TASK DATA section start
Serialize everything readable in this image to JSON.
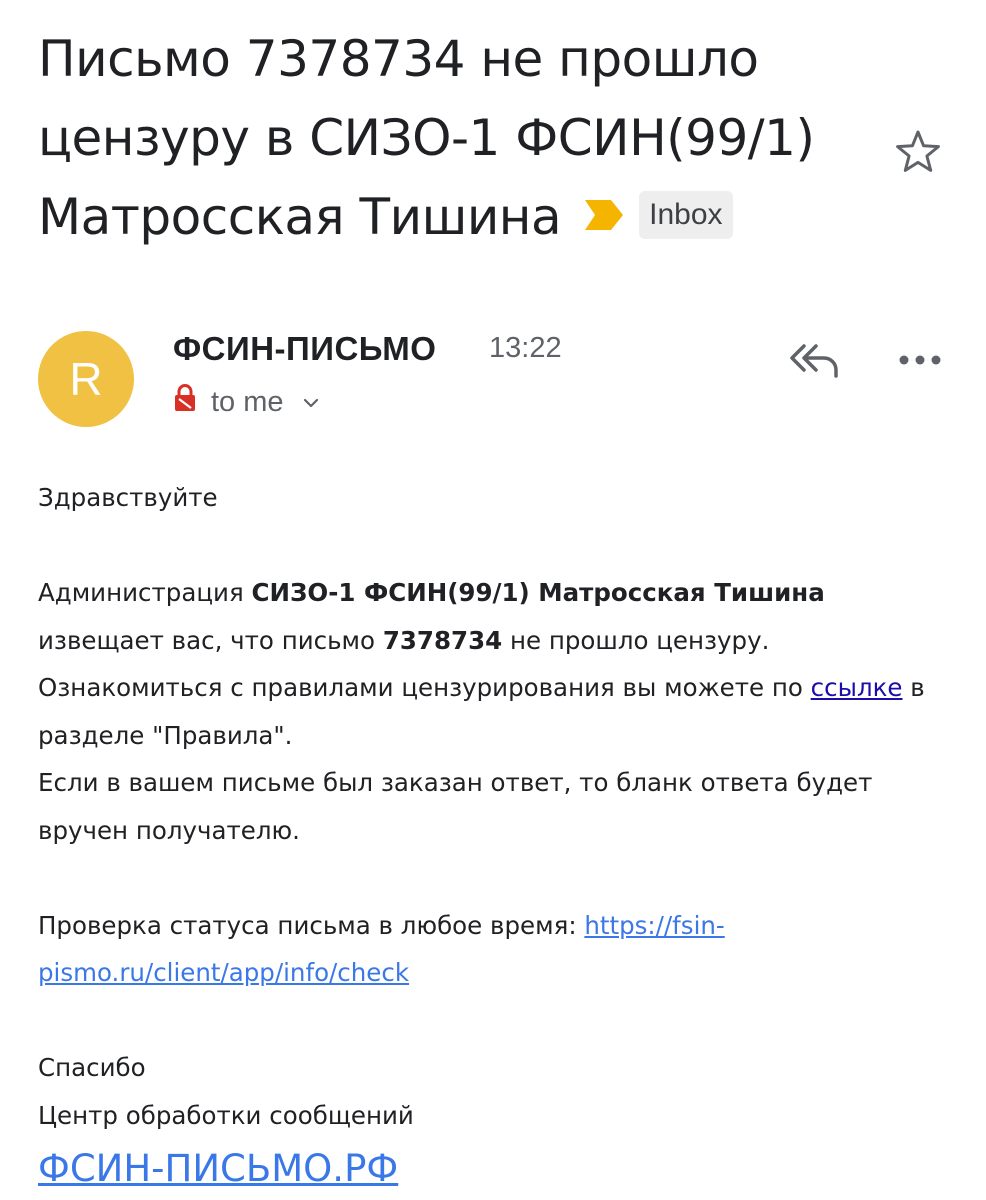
{
  "email": {
    "subject_lines": [
      "Письмо 7378734 не прошло",
      "цензуру в СИЗО-1 ФСИН(99/1)",
      "Матросская Тишина"
    ],
    "label": "Inbox",
    "sender": {
      "initial": "R",
      "name": "ФСИН-ПИСЬМО",
      "time": "13:22",
      "recipient": "to me"
    },
    "body": {
      "greeting": "Здравствуйте",
      "p1_a": "Администрация ",
      "p1_b": "СИЗО-1 ФСИН(99/1) Матросская Тишина",
      "p1_c": " извещает вас, что письмо ",
      "p1_d": "7378734",
      "p1_e": " не прошло цензуру. Ознакомиться с правилами цензурирования вы можете по ",
      "p1_link": "ссылке",
      "p1_f": " в разделе \"Правила\".",
      "p2": "Если в вашем письме был заказан ответ, то бланк ответа будет вручен получателю.",
      "p3_a": "Проверка статуса письма в любое время: ",
      "p3_link": "https://fsin-pismo.ru/client/app/info/check",
      "thanks": "Спасибо",
      "center": "Центр обработки сообщений",
      "site_link": "ФСИН-ПИСЬМО.РФ"
    }
  },
  "colors": {
    "avatar": "#f1c144",
    "importance_marker": "#f4b400",
    "link": "#3b78e7",
    "lock": "#d93025"
  },
  "icons": [
    "star-icon",
    "importance-marker-icon",
    "lock-icon",
    "chevron-down-icon",
    "reply-all-icon",
    "more-icon"
  ]
}
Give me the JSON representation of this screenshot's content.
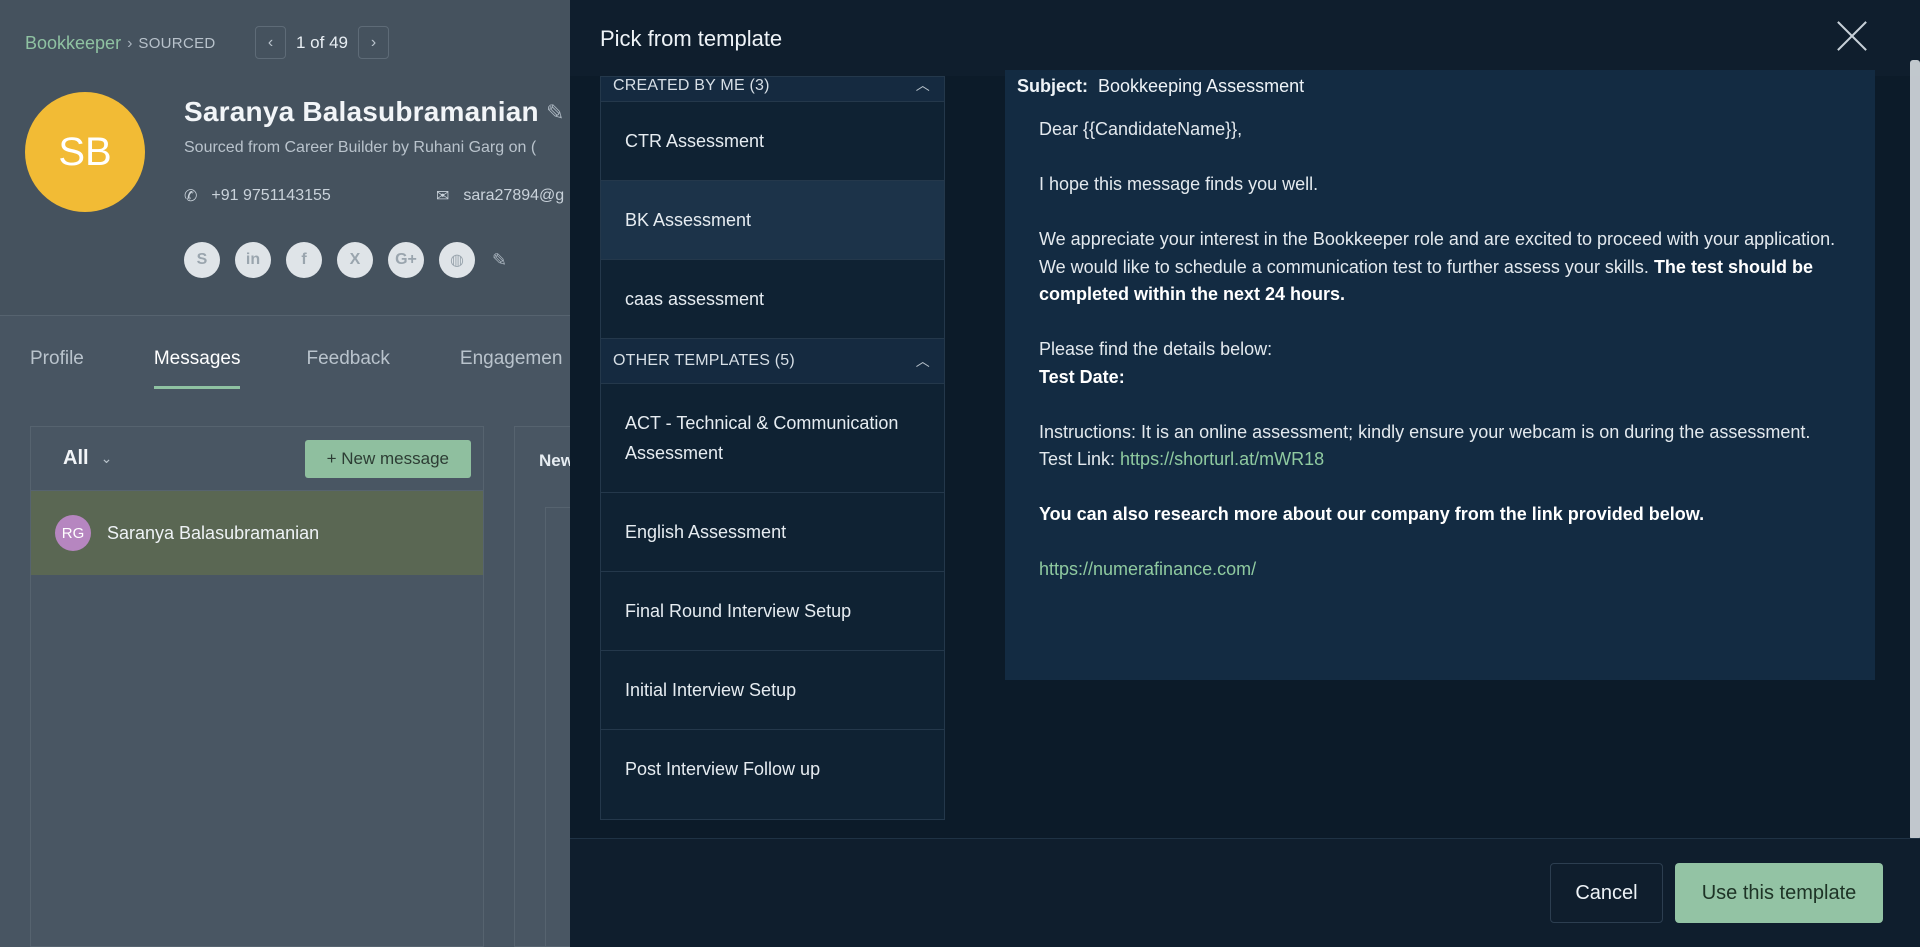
{
  "background": {
    "breadcrumb": {
      "job": "Bookkeeper",
      "stage": "SOURCED"
    },
    "pager": {
      "count": "1 of 49"
    },
    "candidate": {
      "initials": "SB",
      "name": "Saranya Balasubramanian",
      "sourced": "Sourced from Career Builder by Ruhani Garg on (",
      "phone": "+91 9751143155",
      "email": "sara27894@g"
    },
    "socials": [
      "skype-icon",
      "linkedin-icon",
      "facebook-icon",
      "x-icon",
      "google-plus-icon",
      "globe-icon"
    ],
    "tabs": [
      "Profile",
      "Messages",
      "Feedback",
      "Engagemen"
    ],
    "messages": {
      "filter": "All",
      "new_message": "+ New message",
      "thread": {
        "initials": "RG",
        "name": "Saranya Balasubramanian"
      },
      "conversation_label": "New"
    }
  },
  "modal": {
    "title": "Pick from template",
    "groups": [
      {
        "label": "CREATED BY ME (3)",
        "items": [
          "CTR Assessment",
          "BK Assessment",
          "caas assessment"
        ]
      },
      {
        "label": "OTHER TEMPLATES (5)",
        "items": [
          "ACT - Technical & Communication Assessment",
          "English Assessment",
          "Final Round Interview Setup",
          "Initial Interview Setup",
          "Post Interview Follow up"
        ]
      }
    ],
    "selected": "BK Assessment",
    "preview": {
      "subject_label": "Subject:",
      "subject": "Bookkeeping Assessment",
      "greeting": "Dear {{CandidateName}},",
      "line1": "I hope this message finds you well.",
      "line2": "We appreciate your interest in the Bookkeeper role and are excited to proceed with your application.",
      "line3_plain": "We would like to schedule a communication test to further assess your skills. ",
      "line3_bold": "The test should be completed within the next 24 hours.",
      "line4": "Please find the details below:",
      "test_date_label": "Test Date:",
      "instructions": "Instructions: It is an online assessment; kindly ensure your webcam is on during the assessment.",
      "test_link_label": "Test Link: ",
      "test_link": "https://shorturl.at/mWR18",
      "research": "You can also research more about our company from the link provided below.",
      "company_link": "https://numerafinance.com/"
    },
    "cancel_label": "Cancel",
    "use_label": "Use this template"
  },
  "colors": {
    "accent": "#8fc2a2",
    "modal_bg": "#0f1e2d",
    "selected_item": "#1c3349",
    "avatar": "#f2bb35"
  }
}
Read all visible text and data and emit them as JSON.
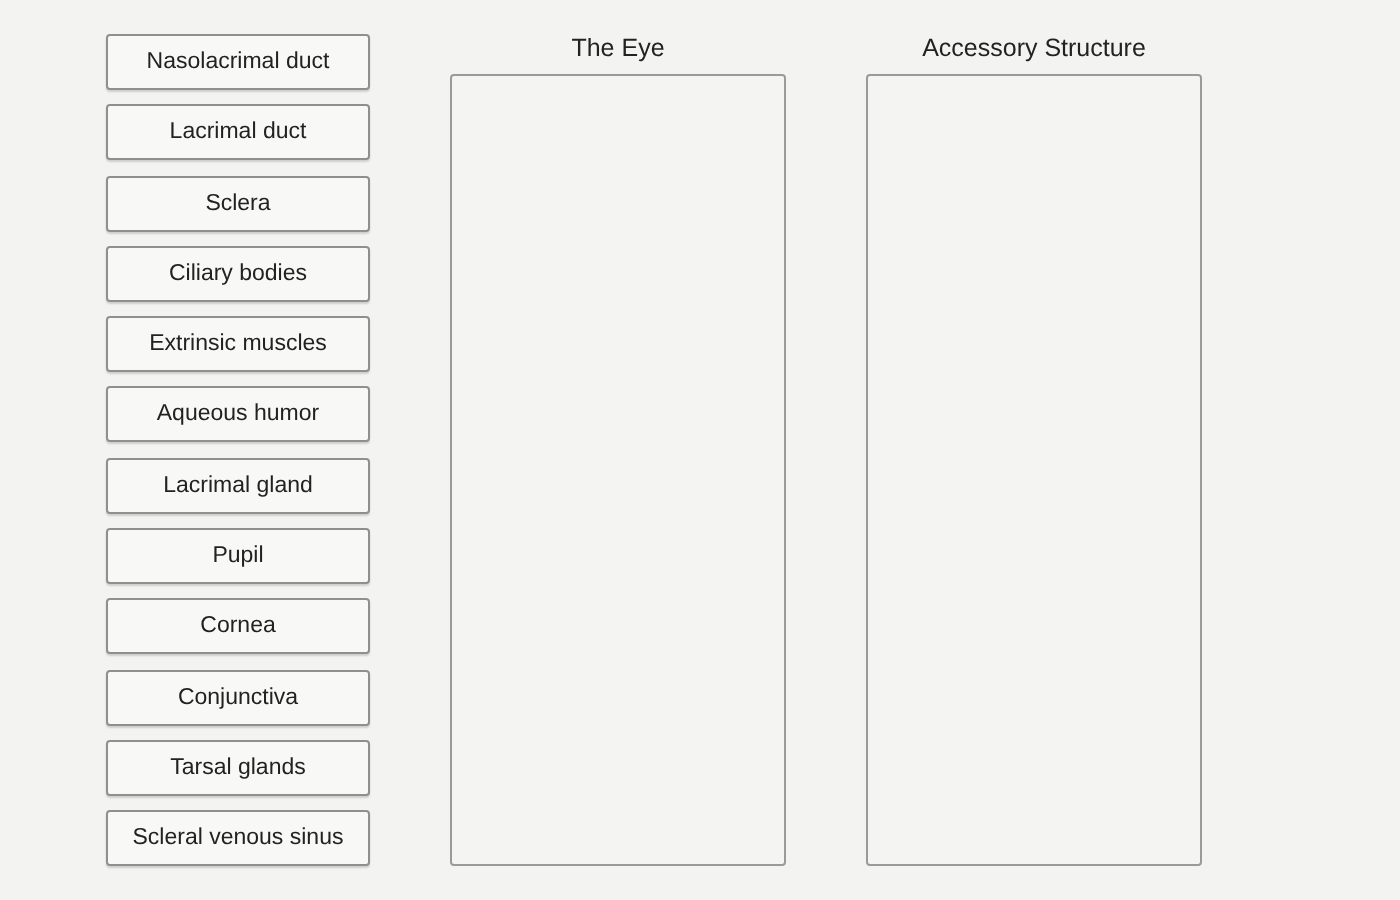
{
  "items": [
    {
      "label": "Nasolacrimal duct"
    },
    {
      "label": "Lacrimal duct"
    },
    {
      "label": "Sclera"
    },
    {
      "label": "Ciliary bodies"
    },
    {
      "label": "Extrinsic muscles"
    },
    {
      "label": "Aqueous humor"
    },
    {
      "label": "Lacrimal gland"
    },
    {
      "label": "Pupil"
    },
    {
      "label": "Cornea"
    },
    {
      "label": "Conjunctiva"
    },
    {
      "label": "Tarsal glands"
    },
    {
      "label": "Scleral venous sinus"
    }
  ],
  "targets": [
    {
      "title": "The Eye"
    },
    {
      "title": "Accessory Structure"
    }
  ]
}
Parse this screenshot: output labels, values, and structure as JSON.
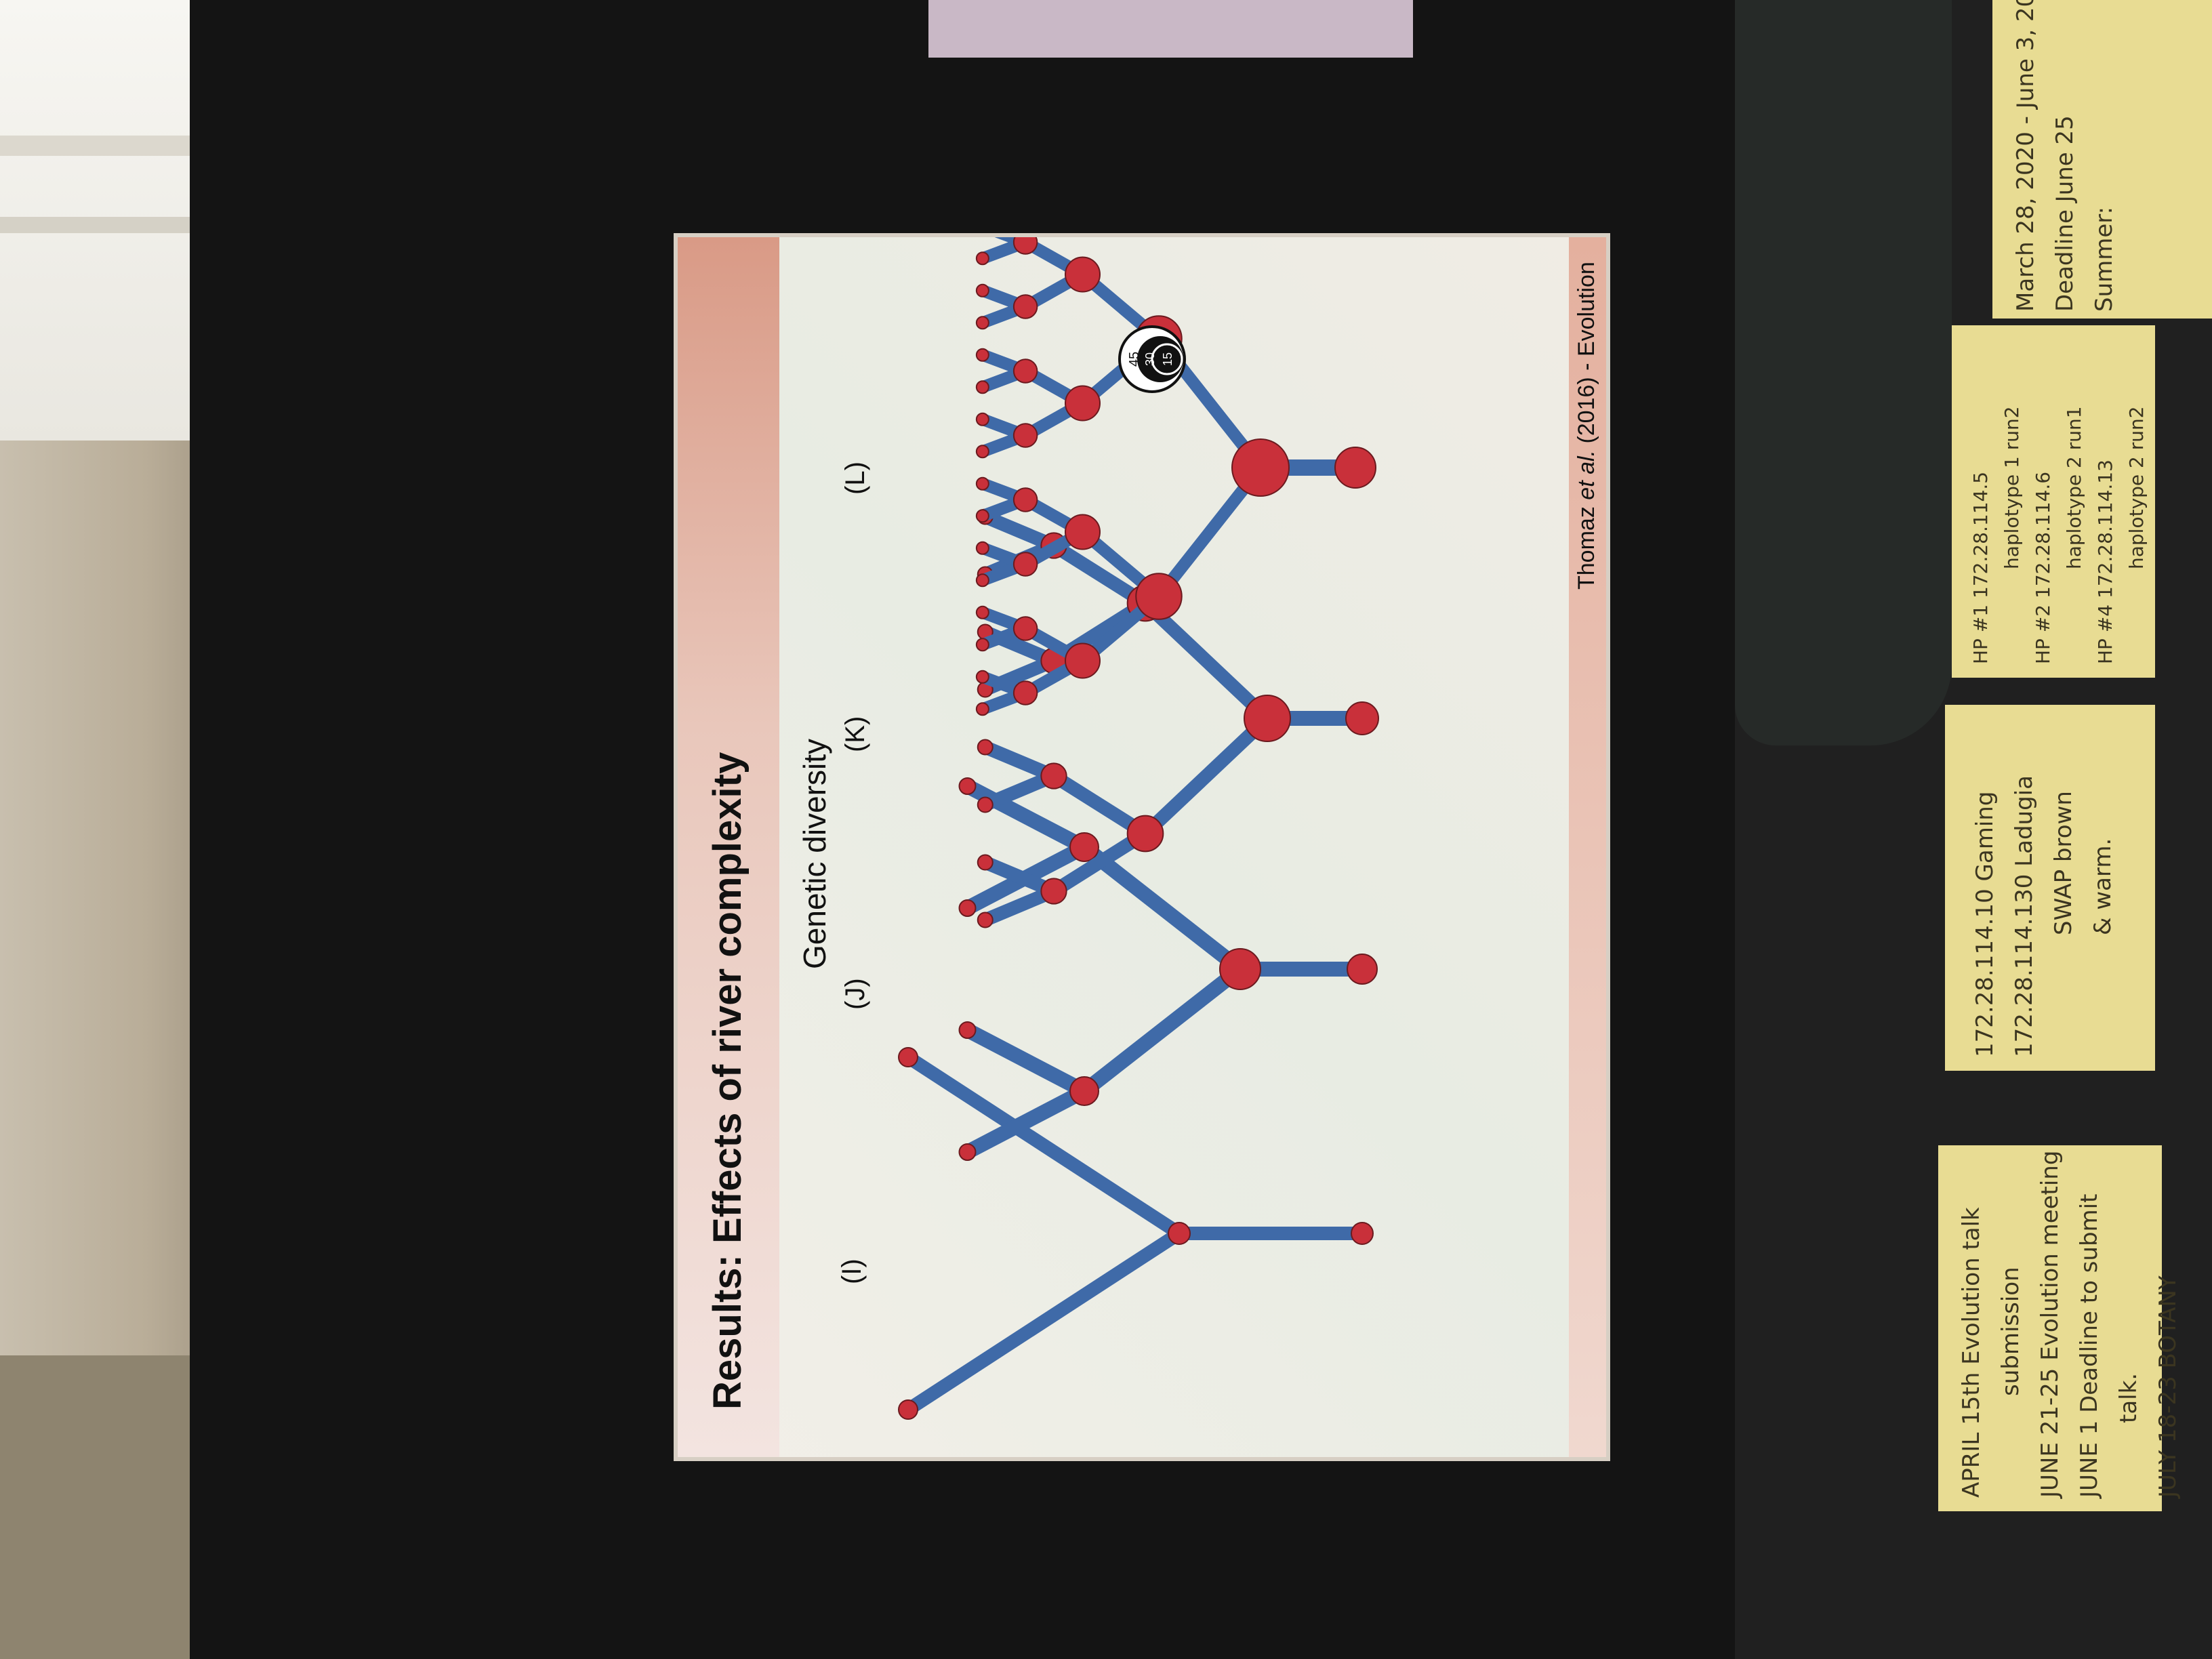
{
  "slide": {
    "title": "Results: Effects of river complexity",
    "subtitle": "Genetic diversity",
    "panels": [
      "(I)",
      "(J)",
      "(K)",
      "(L)"
    ],
    "legend_numbers": [
      "45",
      "30",
      "15"
    ],
    "citation_author": "Thomaz",
    "citation_etal": "et al.",
    "citation_rest": "(2016) - Evolution"
  },
  "notes": {
    "left": [
      "APRIL 15th  Evolution talk",
      "submission",
      "JUNE 21-25  Evolution meeting",
      "JUNE 1  Deadline to submit",
      "talk.",
      "JULY 18-23 BOTANY"
    ],
    "middle": [
      "172.28.114.10 Gaming",
      "172.28.114.130 Ladugia",
      "SWAP brown",
      "& warm."
    ],
    "middle_right": [
      "HP #1   172.28.114.5",
      "haplotype 1 run2",
      "HP #2   172.28.114.6",
      "haplotype 2 run1",
      "HP #4   172.28.114.13",
      "haplotype 2 run2"
    ],
    "right": [
      "March 28, 2020 - June 3, 20",
      "Deadline June 25",
      "Summer:"
    ]
  },
  "colors": {
    "branch": "#3f6aa8",
    "node": "#c9303a",
    "node_outline": "#6b1a1f",
    "sticky": "#e8dc93"
  }
}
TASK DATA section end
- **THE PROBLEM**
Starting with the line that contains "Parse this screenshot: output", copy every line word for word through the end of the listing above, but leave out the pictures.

- **WRITTEN RESPONSE**
Parse this screenshot: output labels, values, and structure as JSON.
{
  "slide": {
    "title": "Results: Effects of river complexity",
    "subtitle": "Genetic diversity",
    "panels": [
      "(I)",
      "(J)",
      "(K)",
      "(L)"
    ],
    "legend_numbers": [
      "45",
      "30",
      "15"
    ],
    "citation_author": "Thomaz",
    "citation_etal": "et al.",
    "citation_rest": "(2016) - Evolution"
  },
  "notes": {
    "left": [
      "APRIL 15th  Evolution talk",
      "submission",
      "JUNE 21-25  Evolution meeting",
      "JUNE 1  Deadline to submit",
      "talk.",
      "JULY 18-23 BOTANY"
    ],
    "middle": [
      "172.28.114.10 Gaming",
      "172.28.114.130 Ladugia",
      "SWAP brown",
      "& warm."
    ],
    "middle_right": [
      "HP #1   172.28.114.5",
      "haplotype 1 run2",
      "HP #2   172.28.114.6",
      "haplotype 2 run1",
      "HP #4   172.28.114.13",
      "haplotype 2 run2"
    ],
    "right": [
      "March 28, 2020 - June 3, 20",
      "Deadline June 25",
      "Summer:"
    ]
  },
  "colors": {
    "branch": "#3f6aa8",
    "node": "#c9303a",
    "node_outline": "#6b1a1f",
    "sticky": "#e8dc93"
  }
}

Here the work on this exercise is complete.